TASK GOAL: Copy every line of the following data that includes the string "columns".

*** INPUT DATA ***

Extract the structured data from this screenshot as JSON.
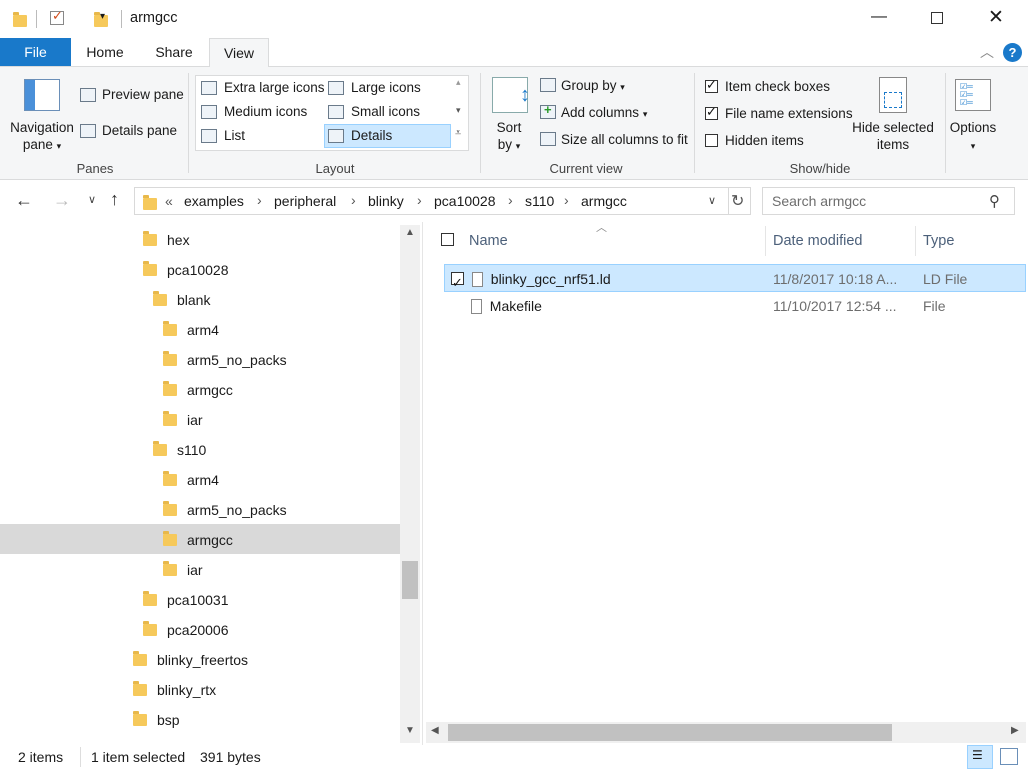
{
  "window": {
    "title": "armgcc"
  },
  "ribbon_tabs": [
    {
      "label": "File"
    },
    {
      "label": "Home"
    },
    {
      "label": "Share"
    },
    {
      "label": "View"
    }
  ],
  "panes": {
    "navigation_pane": "Navigation pane",
    "preview_pane": "Preview pane",
    "details_pane": "Details pane",
    "group_label": "Panes"
  },
  "layout": {
    "extra_large": "Extra large icons",
    "large": "Large icons",
    "medium": "Medium icons",
    "small": "Small icons",
    "list": "List",
    "details": "Details",
    "group_label": "Layout"
  },
  "current_view": {
    "sort_by": "Sort by",
    "group_by": "Group by",
    "add_columns": "Add columns",
    "size_all": "Size all columns to fit",
    "group_label": "Current view"
  },
  "show_hide": {
    "item_check_boxes": "Item check boxes",
    "file_name_extensions": "File name extensions",
    "hidden_items": "Hidden items",
    "hide_selected": "Hide selected items",
    "group_label": "Show/hide",
    "item_check_boxes_checked": true,
    "file_name_extensions_checked": true,
    "hidden_items_checked": false
  },
  "options": {
    "label": "Options"
  },
  "address": {
    "overflow": "«",
    "crumbs": [
      "examples",
      "peripheral",
      "blinky",
      "pca10028",
      "s110",
      "armgcc"
    ],
    "search_placeholder": "Search armgcc"
  },
  "tree": [
    {
      "label": "hex"
    },
    {
      "label": "pca10028"
    },
    {
      "label": "blank"
    },
    {
      "label": "arm4"
    },
    {
      "label": "arm5_no_packs"
    },
    {
      "label": "armgcc"
    },
    {
      "label": "iar"
    },
    {
      "label": "s110"
    },
    {
      "label": "arm4"
    },
    {
      "label": "arm5_no_packs"
    },
    {
      "label": "armgcc"
    },
    {
      "label": "iar"
    },
    {
      "label": "pca10031"
    },
    {
      "label": "pca20006"
    },
    {
      "label": "blinky_freertos"
    },
    {
      "label": "blinky_rtx"
    },
    {
      "label": "bsp"
    }
  ],
  "columns": {
    "name": "Name",
    "date": "Date modified",
    "type": "Type"
  },
  "files": [
    {
      "name": "blinky_gcc_nrf51.ld",
      "date": "11/8/2017 10:18 A...",
      "type": "LD File",
      "selected": true
    },
    {
      "name": "Makefile",
      "date": "11/10/2017 12:54 ...",
      "type": "File",
      "selected": false
    }
  ],
  "status": {
    "items": "2 items",
    "selected": "1 item selected",
    "size": "391 bytes"
  },
  "colors": {
    "file_tab": "#1979ca",
    "selection": "#cce8ff",
    "tree_selected": "#d9d9d9"
  }
}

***

RESPONSE TO THIS TASK:
    "add_columns": "Add columns",
    "size_all": "Size all columns to fit",
  "columns": {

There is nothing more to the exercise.